→ Task objective
Before anything else, copy every record below exactly as it stands.

→ Dataset records
###
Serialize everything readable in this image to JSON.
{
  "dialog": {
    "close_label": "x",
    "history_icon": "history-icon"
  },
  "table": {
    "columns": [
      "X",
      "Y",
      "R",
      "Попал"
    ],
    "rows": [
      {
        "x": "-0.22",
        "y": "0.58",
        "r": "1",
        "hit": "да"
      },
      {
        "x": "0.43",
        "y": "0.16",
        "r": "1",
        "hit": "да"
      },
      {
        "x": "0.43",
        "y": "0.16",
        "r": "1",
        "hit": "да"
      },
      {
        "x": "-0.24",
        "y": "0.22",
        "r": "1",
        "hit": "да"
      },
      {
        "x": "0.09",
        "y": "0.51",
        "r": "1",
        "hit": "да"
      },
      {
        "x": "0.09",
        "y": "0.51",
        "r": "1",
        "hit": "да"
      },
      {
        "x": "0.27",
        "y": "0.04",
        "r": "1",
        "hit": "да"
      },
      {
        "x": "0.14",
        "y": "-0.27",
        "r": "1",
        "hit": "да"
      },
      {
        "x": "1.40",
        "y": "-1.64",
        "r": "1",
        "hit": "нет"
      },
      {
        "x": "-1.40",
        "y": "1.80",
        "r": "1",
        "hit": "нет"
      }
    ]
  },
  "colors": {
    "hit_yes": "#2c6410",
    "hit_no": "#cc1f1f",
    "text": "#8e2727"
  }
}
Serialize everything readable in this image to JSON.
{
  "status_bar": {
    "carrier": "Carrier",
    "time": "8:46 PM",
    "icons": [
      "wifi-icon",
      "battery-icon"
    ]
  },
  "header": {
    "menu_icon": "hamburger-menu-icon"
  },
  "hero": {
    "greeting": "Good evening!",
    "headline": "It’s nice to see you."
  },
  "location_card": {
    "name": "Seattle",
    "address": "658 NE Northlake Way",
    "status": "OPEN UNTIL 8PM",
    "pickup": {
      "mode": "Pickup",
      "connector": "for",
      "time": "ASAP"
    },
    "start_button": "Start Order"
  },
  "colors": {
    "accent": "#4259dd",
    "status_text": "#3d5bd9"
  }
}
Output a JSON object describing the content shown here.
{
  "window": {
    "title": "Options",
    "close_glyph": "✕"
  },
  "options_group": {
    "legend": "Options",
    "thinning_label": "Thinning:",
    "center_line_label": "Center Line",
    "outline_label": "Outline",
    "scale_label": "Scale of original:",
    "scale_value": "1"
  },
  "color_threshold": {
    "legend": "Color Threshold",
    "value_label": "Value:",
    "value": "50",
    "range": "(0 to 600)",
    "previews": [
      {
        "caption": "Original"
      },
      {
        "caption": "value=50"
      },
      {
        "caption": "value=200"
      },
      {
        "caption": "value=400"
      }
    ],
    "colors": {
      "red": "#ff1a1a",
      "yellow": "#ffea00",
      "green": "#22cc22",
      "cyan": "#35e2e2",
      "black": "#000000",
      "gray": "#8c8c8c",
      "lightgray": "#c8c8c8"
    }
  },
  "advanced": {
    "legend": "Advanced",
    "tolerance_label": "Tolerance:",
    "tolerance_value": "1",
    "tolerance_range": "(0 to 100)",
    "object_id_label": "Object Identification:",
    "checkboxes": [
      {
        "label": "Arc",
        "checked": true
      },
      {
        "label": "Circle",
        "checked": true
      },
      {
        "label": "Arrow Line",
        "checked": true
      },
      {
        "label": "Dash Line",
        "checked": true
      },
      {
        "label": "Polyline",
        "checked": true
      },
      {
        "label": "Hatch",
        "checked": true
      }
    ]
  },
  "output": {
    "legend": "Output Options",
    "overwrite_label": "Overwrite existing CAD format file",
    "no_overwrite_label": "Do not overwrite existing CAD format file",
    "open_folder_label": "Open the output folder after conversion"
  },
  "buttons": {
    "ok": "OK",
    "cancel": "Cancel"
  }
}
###
→ Written answer
Serialize everything readable in this image to JSON.
{
  "dialog": {
    "close_label": "x",
    "history_icon": "history-icon"
  },
  "table": {
    "columns": [
      "X",
      "Y",
      "R",
      "Попал"
    ],
    "rows": [
      {
        "x": "-0.22",
        "y": "0.58",
        "r": "1",
        "hit": "да"
      },
      {
        "x": "0.43",
        "y": "0.16",
        "r": "1",
        "hit": "да"
      },
      {
        "x": "0.43",
        "y": "0.16",
        "r": "1",
        "hit": "да"
      },
      {
        "x": "-0.24",
        "y": "0.22",
        "r": "1",
        "hit": "да"
      },
      {
        "x": "0.09",
        "y": "0.51",
        "r": "1",
        "hit": "да"
      },
      {
        "x": "0.09",
        "y": "0.51",
        "r": "1",
        "hit": "да"
      },
      {
        "x": "0.27",
        "y": "0.04",
        "r": "1",
        "hit": "да"
      },
      {
        "x": "0.14",
        "y": "-0.27",
        "r": "1",
        "hit": "да"
      },
      {
        "x": "1.40",
        "y": "-1.64",
        "r": "1",
        "hit": "нет"
      },
      {
        "x": "-1.40",
        "y": "1.80",
        "r": "1",
        "hit": "нет"
      }
    ]
  },
  "colors": {
    "hit_yes": "#2c6410",
    "hit_no": "#cc1f1f",
    "text": "#8e2727"
  }
}
Serialize everything readable in this image to JSON.
{
  "status_bar": {
    "carrier": "Carrier",
    "time": "8:46 PM",
    "icons": [
      "wifi-icon",
      "battery-icon"
    ]
  },
  "header": {
    "menu_icon": "hamburger-menu-icon"
  },
  "hero": {
    "greeting": "Good evening!",
    "headline": "It’s nice to see you."
  },
  "location_card": {
    "name": "Seattle",
    "address": "658 NE Northlake Way",
    "status": "OPEN UNTIL 8PM",
    "pickup": {
      "mode": "Pickup",
      "connector": "for",
      "time": "ASAP"
    },
    "start_button": "Start Order"
  },
  "colors": {
    "accent": "#4259dd",
    "status_text": "#3d5bd9"
  }
}
Output a JSON object describing the content shown here.
{
  "window": {
    "title": "Options",
    "close_glyph": "✕"
  },
  "options_group": {
    "legend": "Options",
    "thinning_label": "Thinning:",
    "center_line_label": "Center Line",
    "outline_label": "Outline",
    "scale_label": "Scale of original:",
    "scale_value": "1"
  },
  "color_threshold": {
    "legend": "Color Threshold",
    "value_label": "Value:",
    "value": "50",
    "range": "(0 to 600)",
    "previews": [
      {
        "caption": "Original"
      },
      {
        "caption": "value=50"
      },
      {
        "caption": "value=200"
      },
      {
        "caption": "value=400"
      }
    ],
    "colors": {
      "red": "#ff1a1a",
      "yellow": "#ffea00",
      "green": "#22cc22",
      "cyan": "#35e2e2",
      "black": "#000000",
      "gray": "#8c8c8c",
      "lightgray": "#c8c8c8"
    }
  },
  "advanced": {
    "legend": "Advanced",
    "tolerance_label": "Tolerance:",
    "tolerance_value": "1",
    "tolerance_range": "(0 to 100)",
    "object_id_label": "Object Identification:",
    "checkboxes": [
      {
        "label": "Arc",
        "checked": true
      },
      {
        "label": "Circle",
        "checked": true
      },
      {
        "label": "Arrow Line",
        "checked": true
      },
      {
        "label": "Dash Line",
        "checked": true
      },
      {
        "label": "Polyline",
        "checked": true
      },
      {
        "label": "Hatch",
        "checked": true
      }
    ]
  },
  "output": {
    "legend": "Output Options",
    "overwrite_label": "Overwrite existing CAD format file",
    "no_overwrite_label": "Do not overwrite existing CAD format file",
    "open_folder_label": "Open the output folder after conversion"
  },
  "buttons": {
    "ok": "OK",
    "cancel": "Cancel"
  }
}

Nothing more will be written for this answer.